→ **Work to complete**:
Would you restate each entry word for word, omitting the pictures?

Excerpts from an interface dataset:
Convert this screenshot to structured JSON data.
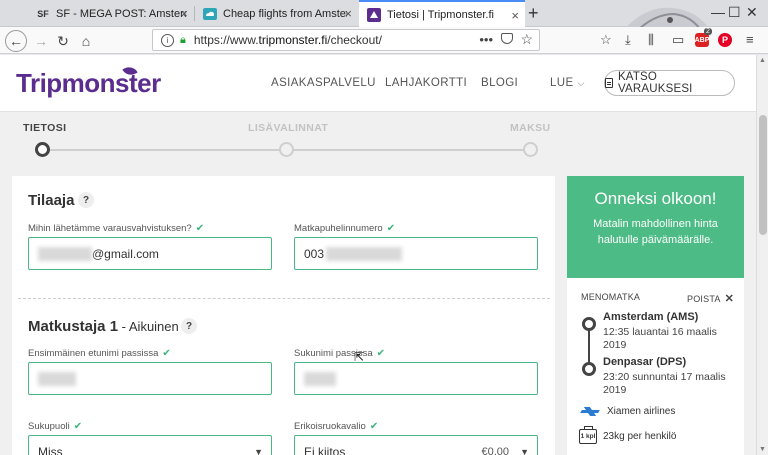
{
  "browser": {
    "tabs": [
      {
        "favicon": "SF",
        "title": "SF - MEGA POST: Amsterdam, Net"
      },
      {
        "favicon": "cloud-favicon",
        "title": "Cheap flights from Amsterdam"
      },
      {
        "favicon": "tripmonster-favicon",
        "title": "Tietosi | Tripmonster.fi"
      }
    ],
    "url_scheme": "https://www.",
    "url_host": "tripmonster.fi",
    "url_path": "/checkout/",
    "abp_badge": "2",
    "abp_label": "ABP",
    "pinterest_label": "P"
  },
  "site": {
    "logo": "Tripmonster",
    "menu": [
      "ASIAKASPALVELU",
      "LAHJAKORTTI",
      "BLOGI",
      "LUE"
    ],
    "booking_button": "KATSO VARAUKSESI"
  },
  "steps": [
    "TIETOSI",
    "LISÄVALINNAT",
    "MAKSU"
  ],
  "form": {
    "orderer_title": "Tilaaja",
    "email_label": "Mihin lähetämme varausvahvistuksen?",
    "email_value": "@gmail.com",
    "phone_label": "Matkapuhelinnumero",
    "phone_prefix": "003",
    "traveller_title": "Matkustaja 1",
    "traveller_sub": " - Aikuinen",
    "firstname_label": "Ensimmäinen etunimi passissa",
    "lastname_label": "Sukunimi passissa",
    "gender_label": "Sukupuoli",
    "gender_value": "Miss",
    "diet_label": "Erikoisruokavalio",
    "diet_value": "Ei kiitos",
    "diet_price": "€0,00",
    "help": "?"
  },
  "summary": {
    "congrats_title": "Onneksi olkoon!",
    "congrats_text": "Matalin mahdollinen hinta halutulle päivämäärälle.",
    "leg_label": "MENOMATKA",
    "remove_label": "POISTA",
    "departure_name": "Amsterdam (AMS)",
    "departure_time": "12:35 lauantai 16 maalis 2019",
    "arrival_name": "Denpasar (DPS)",
    "arrival_time": "23:20 sunnuntai 17 maalis 2019",
    "airline": "Xiamen airlines",
    "bag_label": "1 kpl",
    "bag_text": "23kg per henkilö"
  },
  "colors": {
    "brand": "#5b2d8e",
    "accent_green": "#4cbb85",
    "tab_active": "#4a8cf7"
  }
}
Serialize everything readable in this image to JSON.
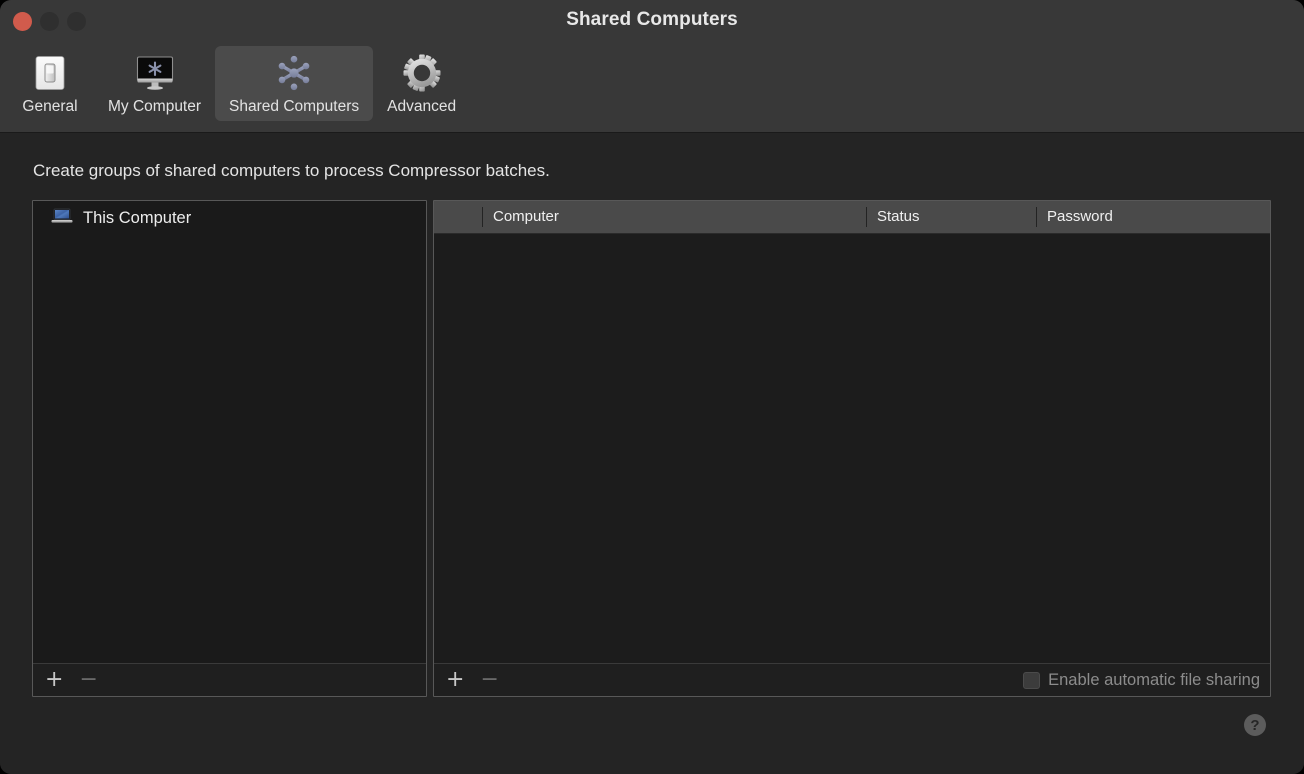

→ **Reply**:
Convert this screenshot to structured JSON data.
{
  "browser": {
    "tabs": [
      {
        "favicon": "SF",
        "title": "SF - MEGA POST: Amsterdam, Net"
      },
      {
        "favicon": "cloud-favicon",
        "title": "Cheap flights from Amsterdam"
      },
      {
        "favicon": "tripmonster-favicon",
        "title": "Tietosi | Tripmonster.fi"
      }
    ],
    "url_scheme": "https://www.",
    "url_host": "tripmonster.fi",
    "url_path": "/checkout/",
    "abp_badge": "2",
    "abp_label": "ABP",
    "pinterest_label": "P"
  },
  "site": {
    "logo": "Tripmonster",
    "menu": [
      "ASIAKASPALVELU",
      "LAHJAKORTTI",
      "BLOGI",
      "LUE"
    ],
    "booking_button": "KATSO VARAUKSESI"
  },
  "steps": [
    "TIETOSI",
    "LISÄVALINNAT",
    "MAKSU"
  ],
  "form": {
    "orderer_title": "Tilaaja",
    "email_label": "Mihin lähetämme varausvahvistuksen?",
    "email_value": "@gmail.com",
    "phone_label": "Matkapuhelinnumero",
    "phone_prefix": "003",
    "traveller_title": "Matkustaja 1",
    "traveller_sub": " - Aikuinen",
    "firstname_label": "Ensimmäinen etunimi passissa",
    "lastname_label": "Sukunimi passissa",
    "gender_label": "Sukupuoli",
    "gender_value": "Miss",
    "diet_label": "Erikoisruokavalio",
    "diet_value": "Ei kiitos",
    "diet_price": "€0,00",
    "help": "?"
  },
  "summary": {
    "congrats_title": "Onneksi olkoon!",
    "congrats_text": "Matalin mahdollinen hinta halutulle päivämäärälle.",
    "leg_label": "MENOMATKA",
    "remove_label": "POISTA",
    "departure_name": "Amsterdam (AMS)",
    "departure_time": "12:35 lauantai 16 maalis 2019",
    "arrival_name": "Denpasar (DPS)",
    "arrival_time": "23:20 sunnuntai 17 maalis 2019",
    "airline": "Xiamen airlines",
    "bag_label": "1 kpl",
    "bag_text": "23kg per henkilö"
  },
  "colors": {
    "brand": "#5b2d8e",
    "accent_green": "#4cbb85",
    "tab_active": "#4a8cf7"
  }
}
Serialize everything readable in this image to JSON.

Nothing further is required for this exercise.